# [Your assignment]
Output all records below verbatim.

(Items from an interface collection)
□ □ □

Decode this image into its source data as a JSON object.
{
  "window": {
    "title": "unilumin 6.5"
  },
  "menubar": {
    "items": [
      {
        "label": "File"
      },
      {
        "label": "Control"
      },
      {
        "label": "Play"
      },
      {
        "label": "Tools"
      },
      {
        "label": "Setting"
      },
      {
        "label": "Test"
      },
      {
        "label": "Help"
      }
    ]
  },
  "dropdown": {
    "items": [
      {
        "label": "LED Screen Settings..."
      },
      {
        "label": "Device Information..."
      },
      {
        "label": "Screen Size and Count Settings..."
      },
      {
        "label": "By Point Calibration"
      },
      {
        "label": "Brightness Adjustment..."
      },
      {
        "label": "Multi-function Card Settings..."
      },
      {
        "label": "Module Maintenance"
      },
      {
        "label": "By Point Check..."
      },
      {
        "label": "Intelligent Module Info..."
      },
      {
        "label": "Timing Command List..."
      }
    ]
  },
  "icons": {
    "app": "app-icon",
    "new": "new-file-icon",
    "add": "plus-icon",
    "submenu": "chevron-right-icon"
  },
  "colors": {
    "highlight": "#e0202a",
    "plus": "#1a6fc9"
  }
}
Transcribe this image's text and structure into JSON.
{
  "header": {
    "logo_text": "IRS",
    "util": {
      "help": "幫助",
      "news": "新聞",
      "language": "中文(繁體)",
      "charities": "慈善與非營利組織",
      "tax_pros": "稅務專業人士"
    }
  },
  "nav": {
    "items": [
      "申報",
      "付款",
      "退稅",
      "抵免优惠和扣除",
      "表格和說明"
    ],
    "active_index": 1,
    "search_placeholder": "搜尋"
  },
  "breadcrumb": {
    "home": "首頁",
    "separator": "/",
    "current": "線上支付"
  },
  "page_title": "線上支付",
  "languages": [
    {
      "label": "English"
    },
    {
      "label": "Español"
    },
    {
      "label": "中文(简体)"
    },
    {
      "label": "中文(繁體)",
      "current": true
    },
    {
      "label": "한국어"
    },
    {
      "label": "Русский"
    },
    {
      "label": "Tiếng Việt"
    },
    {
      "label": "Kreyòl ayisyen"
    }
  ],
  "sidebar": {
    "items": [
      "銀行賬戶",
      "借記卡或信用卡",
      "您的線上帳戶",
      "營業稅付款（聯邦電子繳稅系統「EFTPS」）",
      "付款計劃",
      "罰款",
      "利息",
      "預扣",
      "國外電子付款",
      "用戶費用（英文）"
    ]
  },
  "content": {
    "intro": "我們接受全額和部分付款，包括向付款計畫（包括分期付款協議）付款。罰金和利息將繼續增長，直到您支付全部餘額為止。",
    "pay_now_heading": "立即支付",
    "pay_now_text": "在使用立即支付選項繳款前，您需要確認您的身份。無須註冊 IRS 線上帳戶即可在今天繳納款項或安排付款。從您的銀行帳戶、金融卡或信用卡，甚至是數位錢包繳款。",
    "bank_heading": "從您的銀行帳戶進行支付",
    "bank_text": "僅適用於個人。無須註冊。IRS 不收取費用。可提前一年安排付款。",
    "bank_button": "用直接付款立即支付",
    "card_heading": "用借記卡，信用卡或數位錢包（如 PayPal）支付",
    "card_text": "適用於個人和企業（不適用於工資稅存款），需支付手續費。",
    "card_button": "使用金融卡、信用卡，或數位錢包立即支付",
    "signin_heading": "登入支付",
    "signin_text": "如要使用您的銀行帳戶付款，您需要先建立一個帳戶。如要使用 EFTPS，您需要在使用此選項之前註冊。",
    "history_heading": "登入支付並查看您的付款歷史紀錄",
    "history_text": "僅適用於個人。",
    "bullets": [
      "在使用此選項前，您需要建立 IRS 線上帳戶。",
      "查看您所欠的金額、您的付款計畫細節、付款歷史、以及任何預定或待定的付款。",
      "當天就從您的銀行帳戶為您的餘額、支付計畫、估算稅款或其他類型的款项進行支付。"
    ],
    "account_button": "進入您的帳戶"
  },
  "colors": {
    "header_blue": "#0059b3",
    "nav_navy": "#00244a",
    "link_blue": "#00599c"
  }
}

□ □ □

# [Problem solution]
Decode this image into its source data as a JSON object.
{
  "window": {
    "title": "unilumin 6.5"
  },
  "menubar": {
    "items": [
      {
        "label": "File"
      },
      {
        "label": "Control"
      },
      {
        "label": "Play"
      },
      {
        "label": "Tools"
      },
      {
        "label": "Setting"
      },
      {
        "label": "Test"
      },
      {
        "label": "Help"
      }
    ]
  },
  "dropdown": {
    "items": [
      {
        "label": "LED Screen Settings..."
      },
      {
        "label": "Device Information..."
      },
      {
        "label": "Screen Size and Count Settings..."
      },
      {
        "label": "By Point Calibration"
      },
      {
        "label": "Brightness Adjustment..."
      },
      {
        "label": "Multi-function Card Settings..."
      },
      {
        "label": "Module Maintenance"
      },
      {
        "label": "By Point Check..."
      },
      {
        "label": "Intelligent Module Info..."
      },
      {
        "label": "Timing Command List..."
      }
    ]
  },
  "icons": {
    "app": "app-icon",
    "new": "new-file-icon",
    "add": "plus-icon",
    "submenu": "chevron-right-icon"
  },
  "colors": {
    "highlight": "#e0202a",
    "plus": "#1a6fc9"
  }
}
Transcribe this image's text and structure into JSON.
{
  "header": {
    "logo_text": "IRS",
    "util": {
      "help": "幫助",
      "news": "新聞",
      "language": "中文(繁體)",
      "charities": "慈善與非營利組織",
      "tax_pros": "稅務專業人士"
    }
  },
  "nav": {
    "items": [
      "申報",
      "付款",
      "退稅",
      "抵免优惠和扣除",
      "表格和說明"
    ],
    "active_index": 1,
    "search_placeholder": "搜尋"
  },
  "breadcrumb": {
    "home": "首頁",
    "separator": "/",
    "current": "線上支付"
  },
  "page_title": "線上支付",
  "languages": [
    {
      "label": "English"
    },
    {
      "label": "Español"
    },
    {
      "label": "中文(简体)"
    },
    {
      "label": "中文(繁體)",
      "current": true
    },
    {
      "label": "한국어"
    },
    {
      "label": "Русский"
    },
    {
      "label": "Tiếng Việt"
    },
    {
      "label": "Kreyòl ayisyen"
    }
  ],
  "sidebar": {
    "items": [
      "銀行賬戶",
      "借記卡或信用卡",
      "您的線上帳戶",
      "營業稅付款（聯邦電子繳稅系統「EFTPS」）",
      "付款計劃",
      "罰款",
      "利息",
      "預扣",
      "國外電子付款",
      "用戶費用（英文）"
    ]
  },
  "content": {
    "intro": "我們接受全額和部分付款，包括向付款計畫（包括分期付款協議）付款。罰金和利息將繼續增長，直到您支付全部餘額為止。",
    "pay_now_heading": "立即支付",
    "pay_now_text": "在使用立即支付選項繳款前，您需要確認您的身份。無須註冊 IRS 線上帳戶即可在今天繳納款項或安排付款。從您的銀行帳戶、金融卡或信用卡，甚至是數位錢包繳款。",
    "bank_heading": "從您的銀行帳戶進行支付",
    "bank_text": "僅適用於個人。無須註冊。IRS 不收取費用。可提前一年安排付款。",
    "bank_button": "用直接付款立即支付",
    "card_heading": "用借記卡，信用卡或數位錢包（如 PayPal）支付",
    "card_text": "適用於個人和企業（不適用於工資稅存款），需支付手續費。",
    "card_button": "使用金融卡、信用卡，或數位錢包立即支付",
    "signin_heading": "登入支付",
    "signin_text": "如要使用您的銀行帳戶付款，您需要先建立一個帳戶。如要使用 EFTPS，您需要在使用此選項之前註冊。",
    "history_heading": "登入支付並查看您的付款歷史紀錄",
    "history_text": "僅適用於個人。",
    "bullets": [
      "在使用此選項前，您需要建立 IRS 線上帳戶。",
      "查看您所欠的金額、您的付款計畫細節、付款歷史、以及任何預定或待定的付款。",
      "當天就從您的銀行帳戶為您的餘額、支付計畫、估算稅款或其他類型的款项進行支付。"
    ],
    "account_button": "進入您的帳戶"
  },
  "colors": {
    "header_blue": "#0059b3",
    "nav_navy": "#00244a",
    "link_blue": "#00599c"
  }
}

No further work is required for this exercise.